*What to do*. Provide the number of lines in the entries below containing "string", with no further words.

*Source material*.
|---|
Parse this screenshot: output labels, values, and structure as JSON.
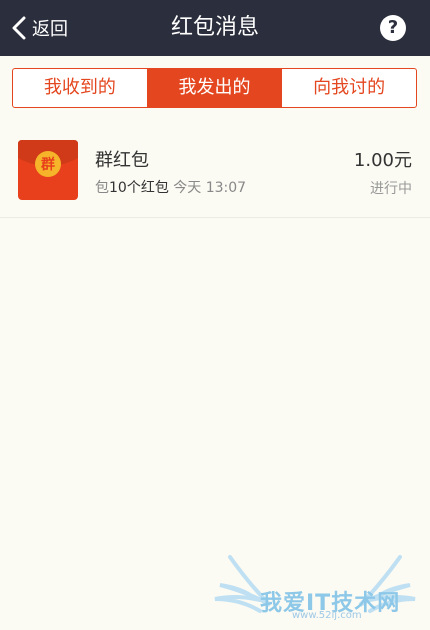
{
  "header": {
    "back_label": "返回",
    "title": "红包消息",
    "help_glyph": "?"
  },
  "tabs": [
    {
      "label": "我收到的",
      "active": false
    },
    {
      "label": "我发出的",
      "active": true
    },
    {
      "label": "向我讨的",
      "active": false
    }
  ],
  "items": [
    {
      "icon_text": "群",
      "title": "群红包",
      "prefix": "包",
      "count": "10个红包",
      "time": "今天 13:07",
      "amount": "1.00元",
      "status": "进行中"
    }
  ],
  "watermark": {
    "text": "我爱IT技术网",
    "url": "www.52ij.com"
  },
  "colors": {
    "accent": "#e4471f",
    "header_bg": "#2b2e3c",
    "page_bg": "#fbfaf3"
  }
}
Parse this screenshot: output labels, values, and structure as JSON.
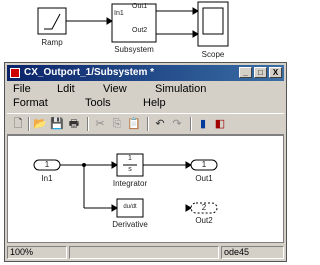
{
  "model": {
    "ramp_label": "Ramp",
    "subsystem_label": "Subsystem",
    "subsystem_ports": {
      "in1": "In1",
      "out1": "Out1",
      "out2": "Out2"
    },
    "scope_label": "Scope"
  },
  "window": {
    "title": "CX_Outport_1/Subsystem *",
    "controls": {
      "minimize": "_",
      "maximize": "□",
      "close": "X"
    },
    "menu": {
      "row1": [
        "File",
        "Ldit",
        "View",
        "Simulation"
      ],
      "row2": [
        "Format",
        "Tools",
        "Help"
      ]
    },
    "toolbar_icons": [
      "new-file-icon",
      "open-folder-icon",
      "save-icon",
      "print-icon",
      "cut-icon",
      "copy-icon",
      "paste-icon",
      "undo-icon",
      "redo-icon",
      "build-icon",
      "library-icon"
    ],
    "toolbar_glyphs": [
      "🗋",
      "📂",
      "💾",
      "🖶",
      "✂",
      "⎘",
      "📋",
      "↶",
      "↷",
      "▮",
      "◧"
    ]
  },
  "diagram": {
    "in1_number": "1",
    "in1_label": "In1",
    "integrator_symbol_top": "1",
    "integrator_symbol_bottom": "s",
    "integrator_label": "Integrator",
    "derivative_symbol": "du/dt",
    "derivative_label": "Derivative",
    "out1_number": "1",
    "out1_label": "Out1",
    "out2_number": "2",
    "out2_label": "Out2"
  },
  "status": {
    "zoom": "100%",
    "solver": "ode45"
  },
  "colors": {
    "title_bar": "#0a246a",
    "title_bar_end": "#3a6ea5",
    "window_face": "#d4d0c8"
  }
}
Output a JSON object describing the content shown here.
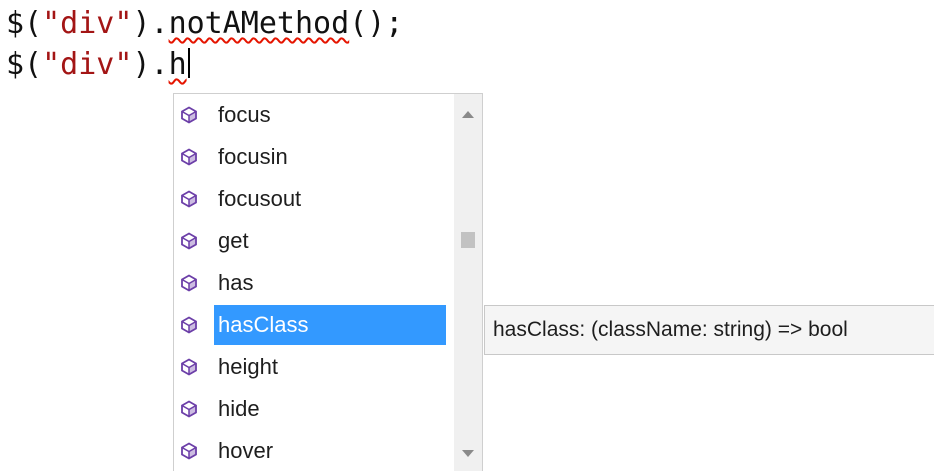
{
  "editor": {
    "line1": {
      "prefix": "$(",
      "string": "\"div\"",
      "dot": ").",
      "method": "notAMethod",
      "suffix": "();"
    },
    "line2": {
      "prefix": "$(",
      "string": "\"div\"",
      "dot": ").",
      "typed": "h"
    }
  },
  "completion": {
    "items": [
      {
        "label": "focus",
        "icon": "method-cube-icon"
      },
      {
        "label": "focusin",
        "icon": "method-cube-icon"
      },
      {
        "label": "focusout",
        "icon": "method-cube-icon"
      },
      {
        "label": "get",
        "icon": "method-cube-icon"
      },
      {
        "label": "has",
        "icon": "method-cube-icon"
      },
      {
        "label": "hasClass",
        "icon": "method-cube-icon",
        "selected": true
      },
      {
        "label": "height",
        "icon": "method-cube-icon"
      },
      {
        "label": "hide",
        "icon": "method-cube-icon"
      },
      {
        "label": "hover",
        "icon": "method-cube-icon"
      }
    ],
    "selected_index": 5
  },
  "tooltip": {
    "text": "hasClass: (className: string) => bool"
  },
  "colors": {
    "selection": "#3399ff",
    "string": "#a31515",
    "error_squiggle": "#e51400",
    "method_icon": "#6c3fa8"
  }
}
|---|
*The completed task*. 4